In 2008, India and the US reached an agreement on nuclear cooperation that was hailed in many quarters — by nuclear suppliers and vendors in the US, India and across the world — as an opportunity to facilitate the rapid expansion of India’s civilian nuclear programme. India envisaged expanding its civilian nuclear programme from its current capacity of 4.8 GW to 30 GW by 2030. To fully engage with international nuclear suppliers, however, India needed to harmonise certain laws, particularly those addressing civil nuclear liability in the case of an accident, with international norms.
Internationally, the fundamental nuclear liability principles include: strict liability, relieving victims of the need to prove fault or negligence; exclusive liability, ensuring that the operator is the only entity liable to compensating for damage (even if caused by a supplier or vendor); financial protection covering the operator’s liability, ensuring that funds are available to compensate victims; limitation of operator liability in time and amount, enabling the operator to set up a cost-effective mechanism to cover the liability amount; a single court for victims’ claims, providing consistent treatment in the recognition and execution of judgments.
India’s nuclear liability law, enacted in 2010, contains elements that address each of the above principles. However, Section 17(b) grants the operator the right to seek recourse from suppliers and vendors (only after the operator compensates victims) if the accident was the result of a patent or latent defect in equipment or substandard services. This provision is fundamentally different from those in nearly all other jurisdictions. It is a significant difference, at least from the perspective of the international nuclear industry.
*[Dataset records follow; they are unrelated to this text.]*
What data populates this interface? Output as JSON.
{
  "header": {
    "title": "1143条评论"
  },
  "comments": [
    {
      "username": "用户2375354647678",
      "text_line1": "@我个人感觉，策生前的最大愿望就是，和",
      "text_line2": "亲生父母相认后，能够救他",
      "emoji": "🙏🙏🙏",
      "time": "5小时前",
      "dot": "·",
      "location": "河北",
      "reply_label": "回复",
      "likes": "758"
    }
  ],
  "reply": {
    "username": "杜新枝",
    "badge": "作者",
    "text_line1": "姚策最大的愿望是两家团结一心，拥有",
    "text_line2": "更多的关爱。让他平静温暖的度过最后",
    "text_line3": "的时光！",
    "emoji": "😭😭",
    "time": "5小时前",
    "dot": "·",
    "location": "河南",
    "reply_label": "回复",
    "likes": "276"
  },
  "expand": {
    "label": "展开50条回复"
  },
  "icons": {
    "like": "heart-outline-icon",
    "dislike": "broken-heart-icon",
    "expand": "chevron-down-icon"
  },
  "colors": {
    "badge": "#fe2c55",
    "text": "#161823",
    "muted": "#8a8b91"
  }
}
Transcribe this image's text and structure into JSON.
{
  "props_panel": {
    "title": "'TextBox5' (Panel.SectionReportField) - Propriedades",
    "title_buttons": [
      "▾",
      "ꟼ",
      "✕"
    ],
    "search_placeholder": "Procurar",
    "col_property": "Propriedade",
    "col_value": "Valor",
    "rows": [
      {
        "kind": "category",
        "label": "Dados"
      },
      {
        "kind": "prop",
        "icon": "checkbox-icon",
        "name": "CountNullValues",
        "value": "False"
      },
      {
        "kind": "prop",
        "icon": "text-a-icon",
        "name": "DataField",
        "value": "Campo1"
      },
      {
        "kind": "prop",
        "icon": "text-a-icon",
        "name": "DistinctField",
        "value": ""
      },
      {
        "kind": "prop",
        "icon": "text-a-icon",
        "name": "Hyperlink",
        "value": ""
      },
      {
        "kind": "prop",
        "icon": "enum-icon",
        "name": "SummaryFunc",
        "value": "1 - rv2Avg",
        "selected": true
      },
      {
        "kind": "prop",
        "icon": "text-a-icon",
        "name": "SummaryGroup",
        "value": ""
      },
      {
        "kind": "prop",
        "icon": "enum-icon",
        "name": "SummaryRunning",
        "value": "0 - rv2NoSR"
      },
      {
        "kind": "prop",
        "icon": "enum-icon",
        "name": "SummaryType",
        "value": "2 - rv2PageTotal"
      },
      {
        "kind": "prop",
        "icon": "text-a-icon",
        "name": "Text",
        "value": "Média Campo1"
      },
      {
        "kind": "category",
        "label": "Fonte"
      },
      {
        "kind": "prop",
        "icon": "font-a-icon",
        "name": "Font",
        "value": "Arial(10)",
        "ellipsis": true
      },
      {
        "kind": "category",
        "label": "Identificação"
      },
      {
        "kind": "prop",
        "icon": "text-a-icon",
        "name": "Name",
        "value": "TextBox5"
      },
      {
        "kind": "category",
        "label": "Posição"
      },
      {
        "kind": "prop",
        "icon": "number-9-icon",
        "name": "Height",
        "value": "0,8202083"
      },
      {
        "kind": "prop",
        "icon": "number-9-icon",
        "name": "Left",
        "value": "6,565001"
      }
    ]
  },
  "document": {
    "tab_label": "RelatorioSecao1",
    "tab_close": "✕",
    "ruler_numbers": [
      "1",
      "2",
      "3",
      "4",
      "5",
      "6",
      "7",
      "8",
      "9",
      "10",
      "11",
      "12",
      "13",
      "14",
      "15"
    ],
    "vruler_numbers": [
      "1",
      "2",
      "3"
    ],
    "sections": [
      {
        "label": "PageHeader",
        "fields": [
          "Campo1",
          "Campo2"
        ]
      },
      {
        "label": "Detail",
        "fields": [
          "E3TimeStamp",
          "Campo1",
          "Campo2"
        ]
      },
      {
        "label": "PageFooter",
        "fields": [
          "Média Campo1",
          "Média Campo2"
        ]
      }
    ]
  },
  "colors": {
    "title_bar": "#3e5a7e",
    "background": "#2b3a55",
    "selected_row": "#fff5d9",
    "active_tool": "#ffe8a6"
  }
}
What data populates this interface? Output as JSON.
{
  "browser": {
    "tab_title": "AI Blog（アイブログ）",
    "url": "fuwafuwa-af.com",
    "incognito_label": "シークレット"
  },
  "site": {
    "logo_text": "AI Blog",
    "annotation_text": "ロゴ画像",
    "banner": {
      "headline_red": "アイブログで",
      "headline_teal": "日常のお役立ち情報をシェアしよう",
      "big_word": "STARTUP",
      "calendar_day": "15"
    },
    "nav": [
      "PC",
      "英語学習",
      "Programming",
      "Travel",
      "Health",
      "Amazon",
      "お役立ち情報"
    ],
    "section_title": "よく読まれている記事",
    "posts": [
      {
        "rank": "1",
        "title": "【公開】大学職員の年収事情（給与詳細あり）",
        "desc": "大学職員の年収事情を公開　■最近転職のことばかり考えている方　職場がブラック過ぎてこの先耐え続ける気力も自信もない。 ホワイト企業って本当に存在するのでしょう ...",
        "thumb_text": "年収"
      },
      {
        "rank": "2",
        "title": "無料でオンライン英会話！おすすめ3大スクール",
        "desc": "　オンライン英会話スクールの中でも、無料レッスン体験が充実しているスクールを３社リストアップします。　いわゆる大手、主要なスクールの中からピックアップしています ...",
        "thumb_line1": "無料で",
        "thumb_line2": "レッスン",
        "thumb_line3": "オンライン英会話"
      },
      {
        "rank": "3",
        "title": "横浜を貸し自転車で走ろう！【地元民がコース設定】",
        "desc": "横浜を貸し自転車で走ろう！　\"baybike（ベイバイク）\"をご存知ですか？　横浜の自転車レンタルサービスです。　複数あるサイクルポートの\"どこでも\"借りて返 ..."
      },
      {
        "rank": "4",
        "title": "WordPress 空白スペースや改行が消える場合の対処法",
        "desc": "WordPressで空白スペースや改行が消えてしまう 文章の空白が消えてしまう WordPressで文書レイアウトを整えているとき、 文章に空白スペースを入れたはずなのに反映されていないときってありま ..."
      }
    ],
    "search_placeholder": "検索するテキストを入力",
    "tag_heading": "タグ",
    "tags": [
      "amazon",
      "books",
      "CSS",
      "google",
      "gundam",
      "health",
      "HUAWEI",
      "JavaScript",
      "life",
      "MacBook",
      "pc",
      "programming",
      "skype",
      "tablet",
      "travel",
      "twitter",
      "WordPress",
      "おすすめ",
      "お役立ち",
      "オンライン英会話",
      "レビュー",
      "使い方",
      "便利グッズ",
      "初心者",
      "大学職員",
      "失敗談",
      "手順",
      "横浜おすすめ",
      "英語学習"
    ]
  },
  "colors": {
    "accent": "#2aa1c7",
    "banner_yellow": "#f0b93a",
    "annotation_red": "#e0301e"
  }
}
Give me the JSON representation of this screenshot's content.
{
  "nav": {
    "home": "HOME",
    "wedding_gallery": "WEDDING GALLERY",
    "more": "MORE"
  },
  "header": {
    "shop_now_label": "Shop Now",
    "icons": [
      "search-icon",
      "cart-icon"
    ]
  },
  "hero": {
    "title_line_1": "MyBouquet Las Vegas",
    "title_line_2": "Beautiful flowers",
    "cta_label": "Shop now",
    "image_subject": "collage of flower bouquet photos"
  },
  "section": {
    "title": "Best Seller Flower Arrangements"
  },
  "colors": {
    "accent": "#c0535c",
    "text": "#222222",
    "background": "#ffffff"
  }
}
From a policy perspective, sophisticated parties may agree to cap liability or provide a right of recourse under a contract. This is a perfectly acceptable mechanism when the only damage is economic harm to one or both of the parties to the contract (such as damage to a reactor in the event of an accident). In that case, there is no need for a legislation. The situation is different when the victim of an accidental release is not in a contractual relationship with either the vendor or the operator but is a member of the public. In that case, the transaction costs are prohibitive — the vendor and operator cannot negotiate with each potentially affected party separately. There is then a need for legislative action (for example, liability caps, financial protection, a single